What the task requires:
Print out the data exactly, keeping every image out of it.

Input:
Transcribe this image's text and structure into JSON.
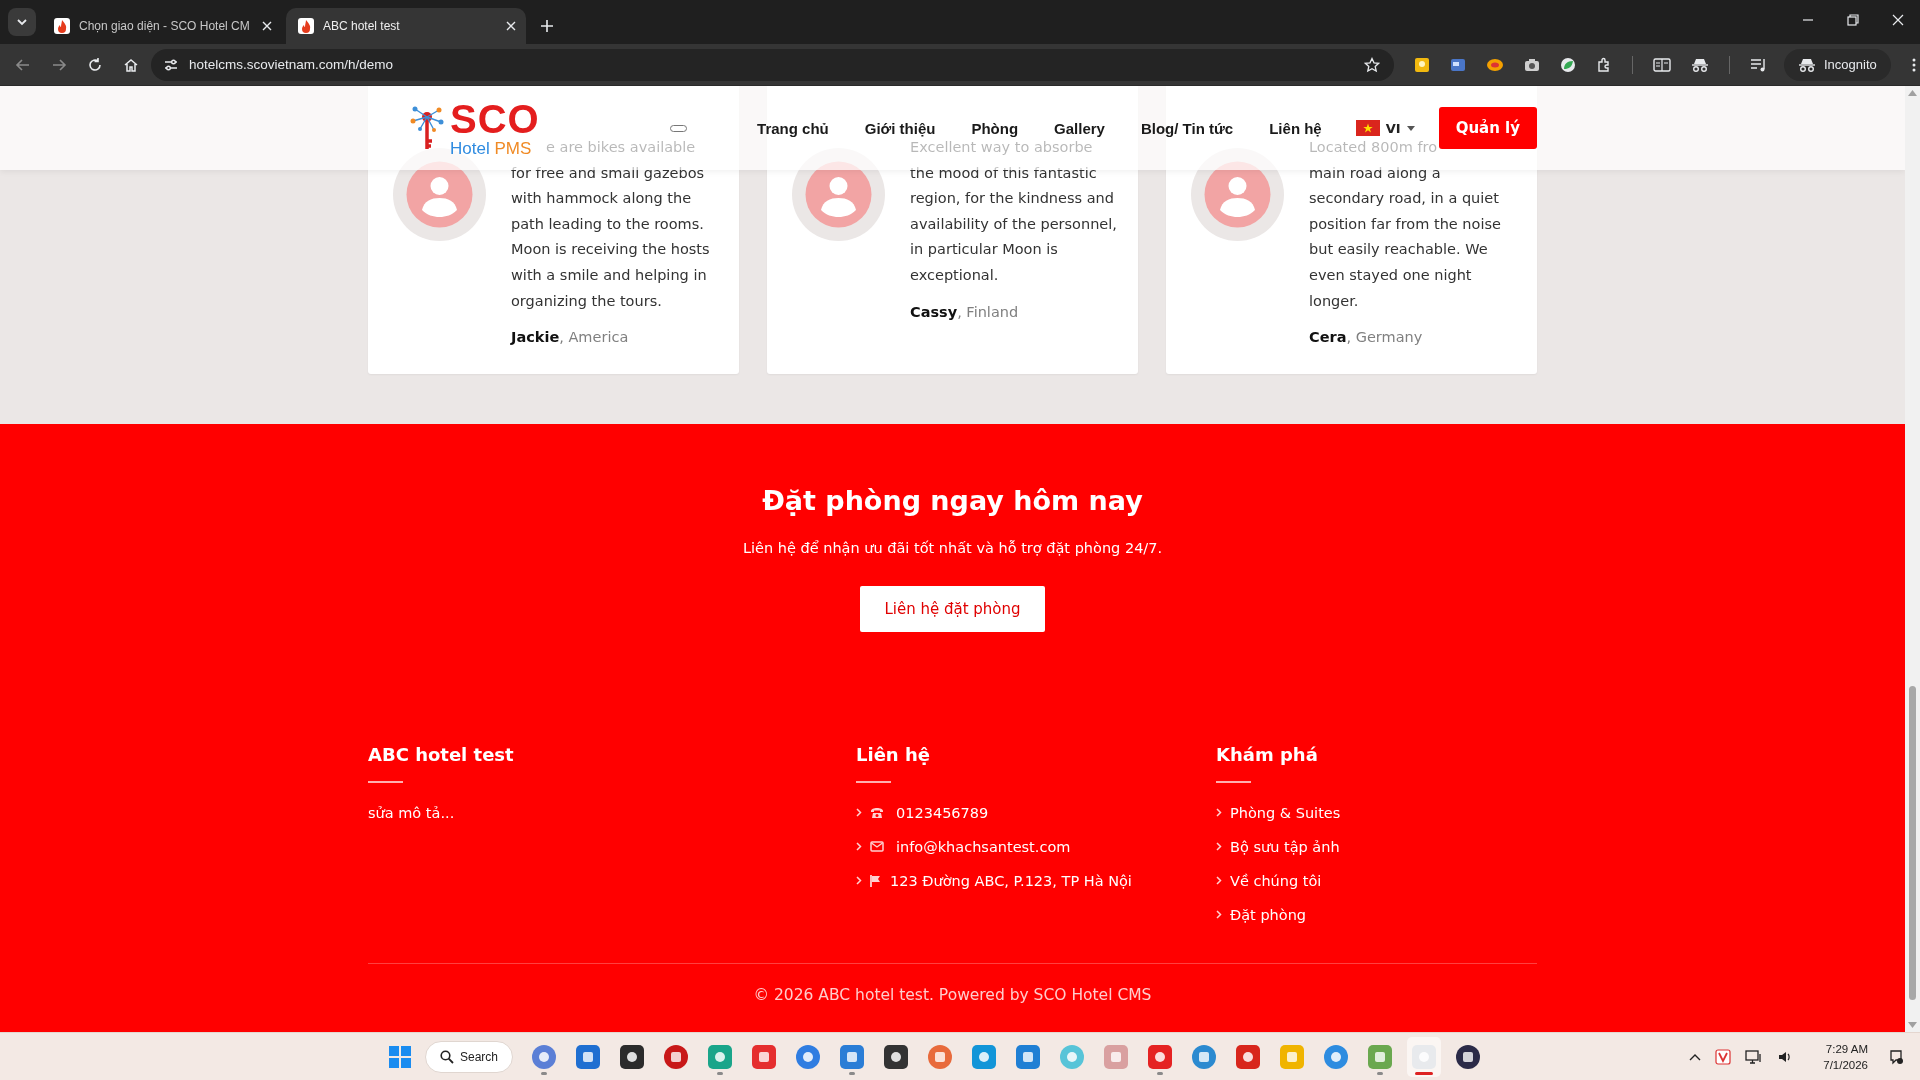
{
  "browser": {
    "tabs": [
      {
        "title": "Chọn giao diện - SCO Hotel CM",
        "selected": false
      },
      {
        "title": "ABC hotel test",
        "selected": true
      }
    ],
    "url": "hotelcms.scovietnam.com/h/demo",
    "profile": "Incognito"
  },
  "header": {
    "logo": {
      "name": "SCO",
      "tagline_1": "Hotel",
      "tagline_2": "PMS"
    },
    "nav": [
      "Trang chủ",
      "Giới thiệu",
      "Phòng",
      "Gallery",
      "Blog/ Tin tức",
      "Liên hệ"
    ],
    "language": "VI",
    "admin_button": "Quản lý"
  },
  "testimonials": [
    {
      "faded_line": "e are bikes available",
      "lines": [
        "for free and small gazebos",
        "with hammock along the",
        "path leading to the rooms.",
        "Moon is receiving the hosts",
        "with a smile and helping in",
        "organizing the tours."
      ],
      "byline": "**Jackie**, America"
    },
    {
      "faded_line": "Excellent way to absorbe",
      "lines": [
        "the mood of this fantastic",
        "region, for the kindness and",
        "availability of the personnel,",
        "in particular Moon is",
        "exceptional."
      ],
      "byline": "**Cassy**, Finland"
    },
    {
      "faded_line": "Located 800m fro",
      "lines": [
        "main road along a",
        "secondary road, in a quiet",
        "position far from the noise",
        "but easily reachable. We",
        "even stayed one night",
        "longer."
      ],
      "byline": "**Cera**, Germany"
    }
  ],
  "booking_cta": {
    "title": "Đặt phòng ngay hôm nay",
    "subtitle": "Liên hệ để nhận ưu đãi tốt nhất và hỗ trợ đặt phòng 24/7.",
    "button": "Liên hệ đặt phòng"
  },
  "footer": {
    "about": {
      "heading": "ABC hotel test",
      "text": "sửa mô tả..."
    },
    "contact": {
      "heading": "Liên hệ",
      "items": [
        {
          "kind": "phone",
          "text": "0123456789"
        },
        {
          "kind": "email",
          "text": "info@khachsantest.com"
        },
        {
          "kind": "address",
          "text": "123 Đường ABC, P.123, TP Hà Nội"
        }
      ]
    },
    "explore": {
      "heading": "Khám phá",
      "links": [
        "Phòng & Suites",
        "Bộ sưu tập ảnh",
        "Về chúng tôi",
        "Đặt phòng"
      ]
    },
    "copyright": "© 2026 ABC hotel test. Powered by SCO Hotel CMS"
  },
  "taskbar": {
    "search": "Search",
    "apps": [
      {
        "running": true,
        "selected": false
      },
      {
        "running": false,
        "selected": false
      },
      {
        "running": false,
        "selected": false
      },
      {
        "running": false,
        "selected": false
      },
      {
        "running": true,
        "selected": false
      },
      {
        "running": false,
        "selected": false
      },
      {
        "running": false,
        "selected": false
      },
      {
        "running": true,
        "selected": false
      },
      {
        "running": false,
        "selected": false
      },
      {
        "running": false,
        "selected": false
      },
      {
        "running": false,
        "selected": false
      },
      {
        "running": false,
        "selected": false
      },
      {
        "running": false,
        "selected": false
      },
      {
        "running": false,
        "selected": false
      },
      {
        "running": true,
        "selected": false
      },
      {
        "running": false,
        "selected": false
      },
      {
        "running": false,
        "selected": false
      },
      {
        "running": false,
        "selected": false
      },
      {
        "running": false,
        "selected": false
      },
      {
        "running": true,
        "selected": false
      },
      {
        "running": true,
        "selected": true
      },
      {
        "running": false,
        "selected": false
      }
    ],
    "time": "7:29 AM",
    "date": "7/1/2026"
  }
}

Completed task:
Transcribe this image's text and structure into JSON.
{
  "browser": {
    "tabs": [
      {
        "title": "Chọn giao diện - SCO Hotel CM",
        "selected": false
      },
      {
        "title": "ABC hotel test",
        "selected": true
      }
    ],
    "url": "hotelcms.scovietnam.com/h/demo",
    "profile": "Incognito"
  },
  "header": {
    "logo": {
      "name": "SCO",
      "tagline_1": "Hotel",
      "tagline_2": "PMS"
    },
    "nav": [
      "Trang chủ",
      "Giới thiệu",
      "Phòng",
      "Gallery",
      "Blog/ Tin tức",
      "Liên hệ"
    ],
    "language": "VI",
    "admin_button": "Quản lý"
  },
  "testimonials": [
    {
      "faded_line": "e are bikes available",
      "lines": [
        "for free and small gazebos",
        "with hammock along the",
        "path leading to the rooms.",
        "Moon is receiving the hosts",
        "with a smile and helping in",
        "organizing the tours."
      ],
      "byline": "**Jackie**, America"
    },
    {
      "faded_line": "Excellent way to absorbe",
      "lines": [
        "the mood of this fantastic",
        "region, for the kindness and",
        "availability of the personnel,",
        "in particular Moon is",
        "exceptional."
      ],
      "byline": "**Cassy**, Finland"
    },
    {
      "faded_line": "Located 800m fro",
      "lines": [
        "main road along a",
        "secondary road, in a quiet",
        "position far from the noise",
        "but easily reachable. We",
        "even stayed one night",
        "longer."
      ],
      "byline": "**Cera**, Germany"
    }
  ],
  "booking_cta": {
    "title": "Đặt phòng ngay hôm nay",
    "subtitle": "Liên hệ để nhận ưu đãi tốt nhất và hỗ trợ đặt phòng 24/7.",
    "button": "Liên hệ đặt phòng"
  },
  "footer": {
    "about": {
      "heading": "ABC hotel test",
      "text": "sửa mô tả..."
    },
    "contact": {
      "heading": "Liên hệ",
      "items": [
        {
          "kind": "phone",
          "text": "0123456789"
        },
        {
          "kind": "email",
          "text": "info@khachsantest.com"
        },
        {
          "kind": "address",
          "text": "123 Đường ABC, P.123, TP Hà Nội"
        }
      ]
    },
    "explore": {
      "heading": "Khám phá",
      "links": [
        "Phòng & Suites",
        "Bộ sưu tập ảnh",
        "Về chúng tôi",
        "Đặt phòng"
      ]
    },
    "copyright": "© 2026 ABC hotel test. Powered by SCO Hotel CMS"
  },
  "taskbar": {
    "search": "Search",
    "apps": [
      {
        "running": true,
        "selected": false
      },
      {
        "running": false,
        "selected": false
      },
      {
        "running": false,
        "selected": false
      },
      {
        "running": false,
        "selected": false
      },
      {
        "running": true,
        "selected": false
      },
      {
        "running": false,
        "selected": false
      },
      {
        "running": false,
        "selected": false
      },
      {
        "running": true,
        "selected": false
      },
      {
        "running": false,
        "selected": false
      },
      {
        "running": false,
        "selected": false
      },
      {
        "running": false,
        "selected": false
      },
      {
        "running": false,
        "selected": false
      },
      {
        "running": false,
        "selected": false
      },
      {
        "running": false,
        "selected": false
      },
      {
        "running": true,
        "selected": false
      },
      {
        "running": false,
        "selected": false
      },
      {
        "running": false,
        "selected": false
      },
      {
        "running": false,
        "selected": false
      },
      {
        "running": false,
        "selected": false
      },
      {
        "running": true,
        "selected": false
      },
      {
        "running": true,
        "selected": true
      },
      {
        "running": false,
        "selected": false
      }
    ],
    "time": "7:29 AM",
    "date": "7/1/2026"
  }
}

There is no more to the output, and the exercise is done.